-- DATASET --
------------------------------------------------------------
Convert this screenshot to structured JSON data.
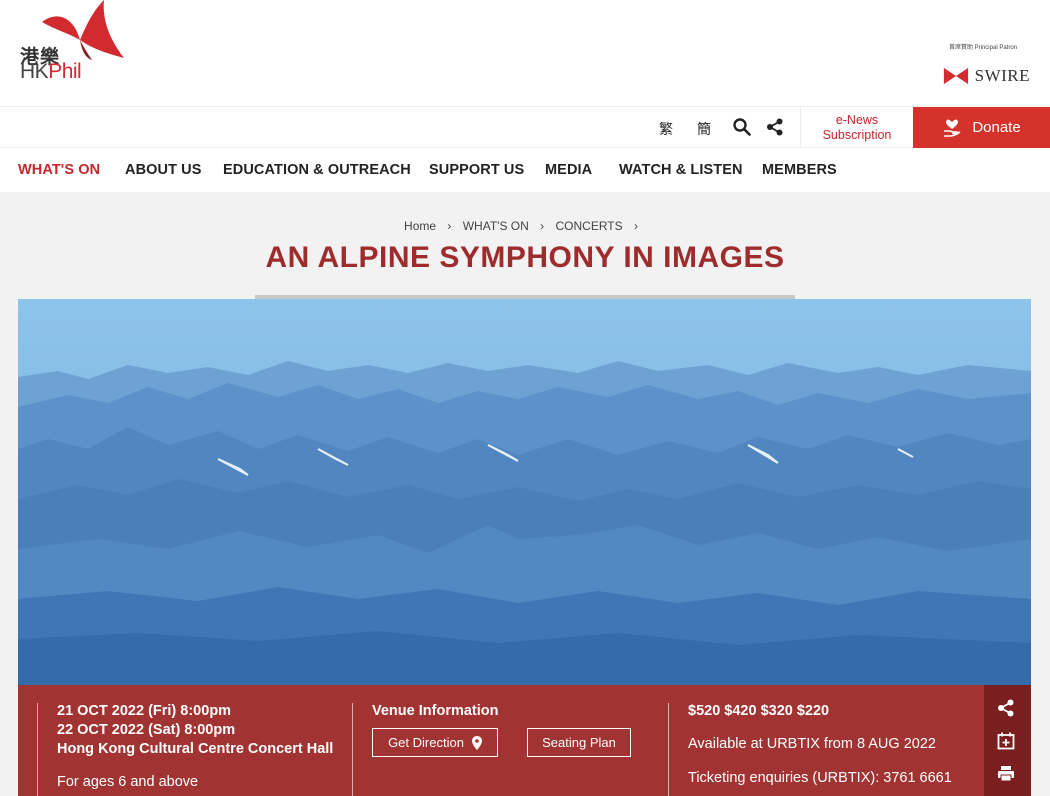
{
  "header": {
    "logo_cn": "港樂",
    "logo_en_hk": "HK",
    "logo_en_phil": "Phil",
    "patron_label": "首席贊助 Principal Patron",
    "sponsor_name": "SWIRE"
  },
  "utility": {
    "lang_trad": "繁",
    "lang_simp": "簡",
    "enews_line1": "e-News",
    "enews_line2": "Subscription",
    "donate_label": "Donate"
  },
  "nav": {
    "items": [
      "WHAT'S ON",
      "ABOUT US",
      "EDUCATION & OUTREACH",
      "SUPPORT US",
      "MEDIA",
      "WATCH & LISTEN",
      "MEMBERS"
    ]
  },
  "breadcrumb": [
    "Home",
    "WHAT'S ON",
    "CONCERTS"
  ],
  "page": {
    "title": "AN ALPINE SYMPHONY IN IMAGES"
  },
  "info": {
    "date1": "21 OCT 2022 (Fri) 8:00pm",
    "date2": "22 OCT 2022 (Sat) 8:00pm",
    "venue": "Hong Kong Cultural Centre Concert Hall",
    "ages": "For ages 6 and above",
    "venue_heading": "Venue Information",
    "direction_button": "Get Direction",
    "seating_button": "Seating Plan",
    "prices": "$520 $420 $320 $220",
    "availability": "Available at URBTIX from 8 AUG 2022",
    "enquiries": "Ticketing enquiries (URBTIX): 3761 6661"
  },
  "colors": {
    "brand_red": "#d5322b",
    "title_red": "#9e2c2c",
    "band_red": "#a13433",
    "side_dark": "#7a1f20"
  },
  "icons": [
    "search-icon",
    "share-icon",
    "heart-hand-icon",
    "map-pin-icon",
    "calendar-add-icon",
    "print-icon"
  ]
}
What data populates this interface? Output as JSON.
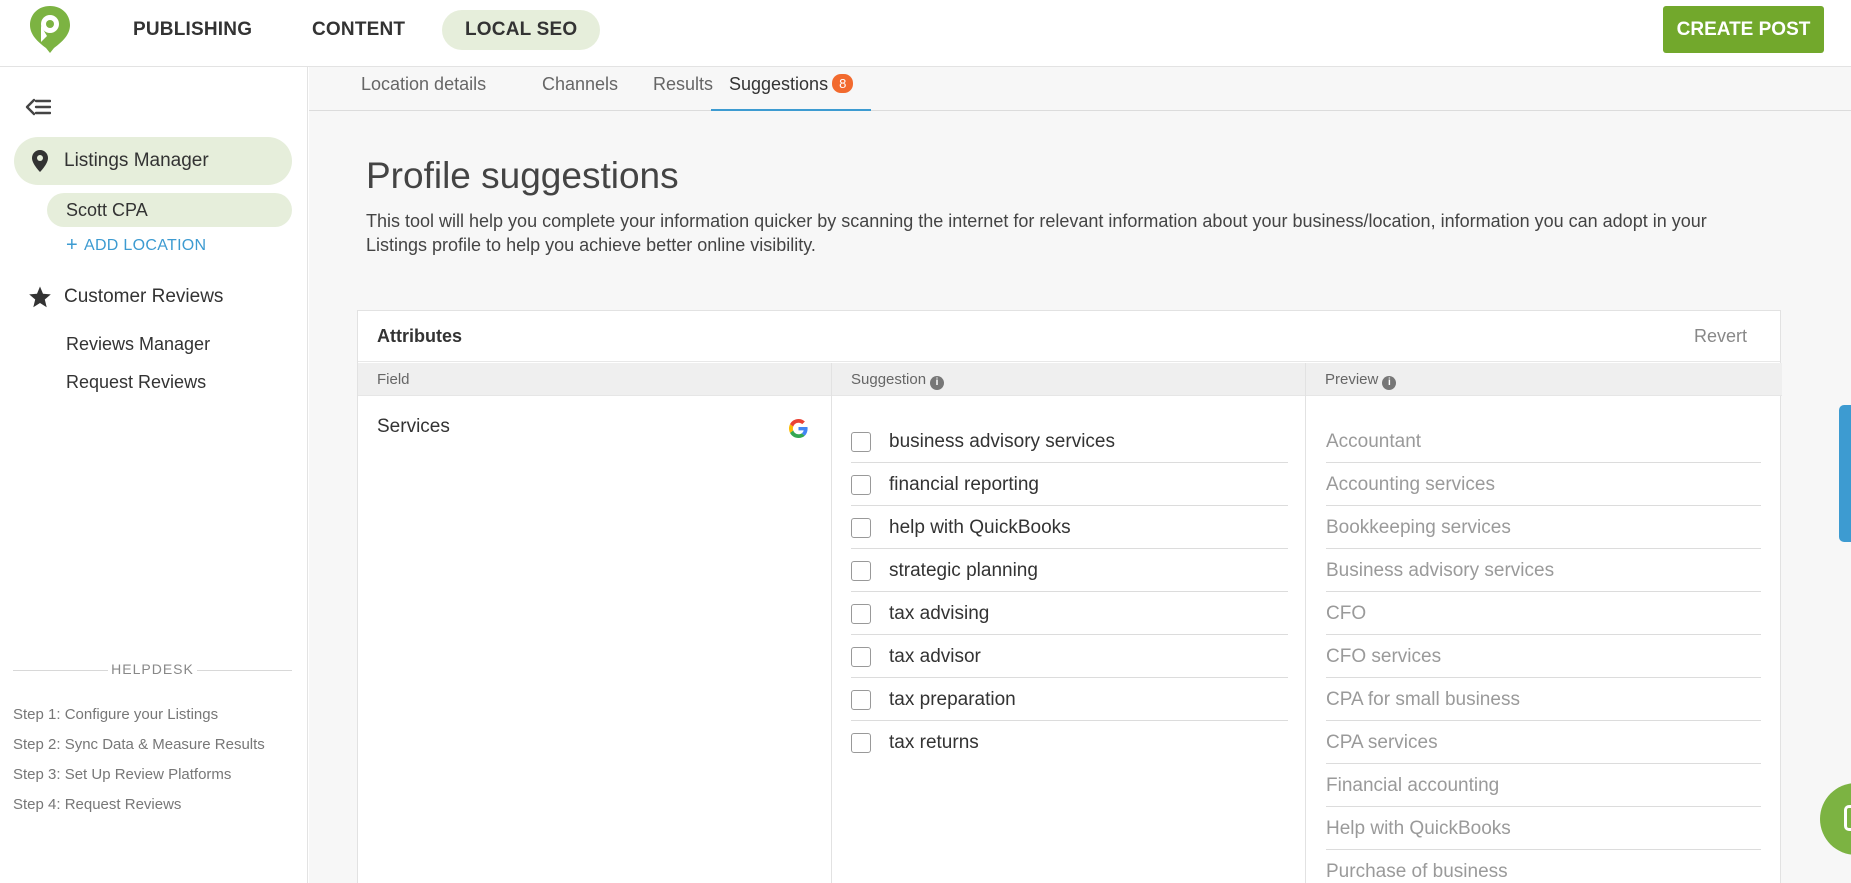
{
  "topnav": {
    "items": [
      {
        "label": "PUBLISHING",
        "active": false
      },
      {
        "label": "CONTENT",
        "active": false
      },
      {
        "label": "LOCAL SEO",
        "active": true
      }
    ],
    "create_post": "CREATE POST",
    "brand_color": "#72a82c",
    "active_pill_color": "#e6eedb"
  },
  "sidebar": {
    "listings_manager": "Listings Manager",
    "location": "Scott CPA",
    "add_location": "ADD LOCATION",
    "customer_reviews": "Customer Reviews",
    "reviews_manager": "Reviews Manager",
    "request_reviews": "Request Reviews",
    "helpdesk": {
      "title": "HELPDESK",
      "steps": [
        "Step 1: Configure your Listings",
        "Step 2: Sync Data & Measure Results",
        "Step 3: Set Up Review Platforms",
        "Step 4: Request Reviews"
      ]
    }
  },
  "tabs": {
    "items": [
      {
        "label": "Location details"
      },
      {
        "label": "Channels"
      },
      {
        "label": "Results"
      },
      {
        "label": "Suggestions",
        "badge": "8",
        "active": true
      }
    ],
    "badge_color": "#f26a2e"
  },
  "page": {
    "title": "Profile suggestions",
    "description": "This tool will help you complete your information quicker by scanning the internet for relevant information about your business/location, information you can adopt in your Listings profile to help you achieve better online visibility."
  },
  "attributes": {
    "title": "Attributes",
    "revert": "Revert",
    "columns": {
      "field": "Field",
      "suggestion": "Suggestion",
      "preview": "Preview"
    },
    "field": "Services",
    "suggestions": [
      "business advisory services",
      "financial reporting",
      "help with QuickBooks",
      "strategic planning",
      "tax advising",
      "tax advisor",
      "tax preparation",
      "tax returns"
    ],
    "preview": [
      "Accountant",
      "Accounting services",
      "Bookkeeping services",
      "Business advisory services",
      "CFO",
      "CFO services",
      "CPA for small business",
      "CPA services",
      "Financial accounting",
      "Help with QuickBooks",
      "Purchase of business"
    ]
  }
}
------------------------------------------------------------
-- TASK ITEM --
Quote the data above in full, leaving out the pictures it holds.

-- WRITTEN RESPONSE --
Convert this screenshot to structured JSON data.
{
  "header": {
    "logo_cn": "港樂",
    "logo_en_hk": "HK",
    "logo_en_phil": "Phil",
    "patron_label": "首席贊助 Principal Patron",
    "sponsor_name": "SWIRE"
  },
  "utility": {
    "lang_trad": "繁",
    "lang_simp": "簡",
    "enews_line1": "e-News",
    "enews_line2": "Subscription",
    "donate_label": "Donate"
  },
  "nav": {
    "items": [
      "WHAT'S ON",
      "ABOUT US",
      "EDUCATION & OUTREACH",
      "SUPPORT US",
      "MEDIA",
      "WATCH & LISTEN",
      "MEMBERS"
    ]
  },
  "breadcrumb": [
    "Home",
    "WHAT'S ON",
    "CONCERTS"
  ],
  "page": {
    "title": "AN ALPINE SYMPHONY IN IMAGES"
  },
  "info": {
    "date1": "21 OCT 2022 (Fri) 8:00pm",
    "date2": "22 OCT 2022 (Sat) 8:00pm",
    "venue": "Hong Kong Cultural Centre Concert Hall",
    "ages": "For ages 6 and above",
    "venue_heading": "Venue Information",
    "direction_button": "Get Direction",
    "seating_button": "Seating Plan",
    "prices": "$520 $420 $320 $220",
    "availability": "Available at URBTIX from 8 AUG 2022",
    "enquiries": "Ticketing enquiries (URBTIX): 3761 6661"
  },
  "colors": {
    "brand_red": "#d5322b",
    "title_red": "#9e2c2c",
    "band_red": "#a13433",
    "side_dark": "#7a1f20"
  },
  "icons": [
    "search-icon",
    "share-icon",
    "heart-hand-icon",
    "map-pin-icon",
    "calendar-add-icon",
    "print-icon"
  ]
}
What data populates this interface? Output as JSON.
{
  "topnav": {
    "items": [
      {
        "label": "PUBLISHING",
        "active": false
      },
      {
        "label": "CONTENT",
        "active": false
      },
      {
        "label": "LOCAL SEO",
        "active": true
      }
    ],
    "create_post": "CREATE POST",
    "brand_color": "#72a82c",
    "active_pill_color": "#e6eedb"
  },
  "sidebar": {
    "listings_manager": "Listings Manager",
    "location": "Scott CPA",
    "add_location": "ADD LOCATION",
    "customer_reviews": "Customer Reviews",
    "reviews_manager": "Reviews Manager",
    "request_reviews": "Request Reviews",
    "helpdesk": {
      "title": "HELPDESK",
      "steps": [
        "Step 1: Configure your Listings",
        "Step 2: Sync Data & Measure Results",
        "Step 3: Set Up Review Platforms",
        "Step 4: Request Reviews"
      ]
    }
  },
  "tabs": {
    "items": [
      {
        "label": "Location details"
      },
      {
        "label": "Channels"
      },
      {
        "label": "Results"
      },
      {
        "label": "Suggestions",
        "badge": "8",
        "active": true
      }
    ],
    "badge_color": "#f26a2e"
  },
  "page": {
    "title": "Profile suggestions",
    "description": "This tool will help you complete your information quicker by scanning the internet for relevant information about your business/location, information you can adopt in your Listings profile to help you achieve better online visibility."
  },
  "attributes": {
    "title": "Attributes",
    "revert": "Revert",
    "columns": {
      "field": "Field",
      "suggestion": "Suggestion",
      "preview": "Preview"
    },
    "field": "Services",
    "suggestions": [
      "business advisory services",
      "financial reporting",
      "help with QuickBooks",
      "strategic planning",
      "tax advising",
      "tax advisor",
      "tax preparation",
      "tax returns"
    ],
    "preview": [
      "Accountant",
      "Accounting services",
      "Bookkeeping services",
      "Business advisory services",
      "CFO",
      "CFO services",
      "CPA for small business",
      "CPA services",
      "Financial accounting",
      "Help with QuickBooks",
      "Purchase of business"
    ]
  }
}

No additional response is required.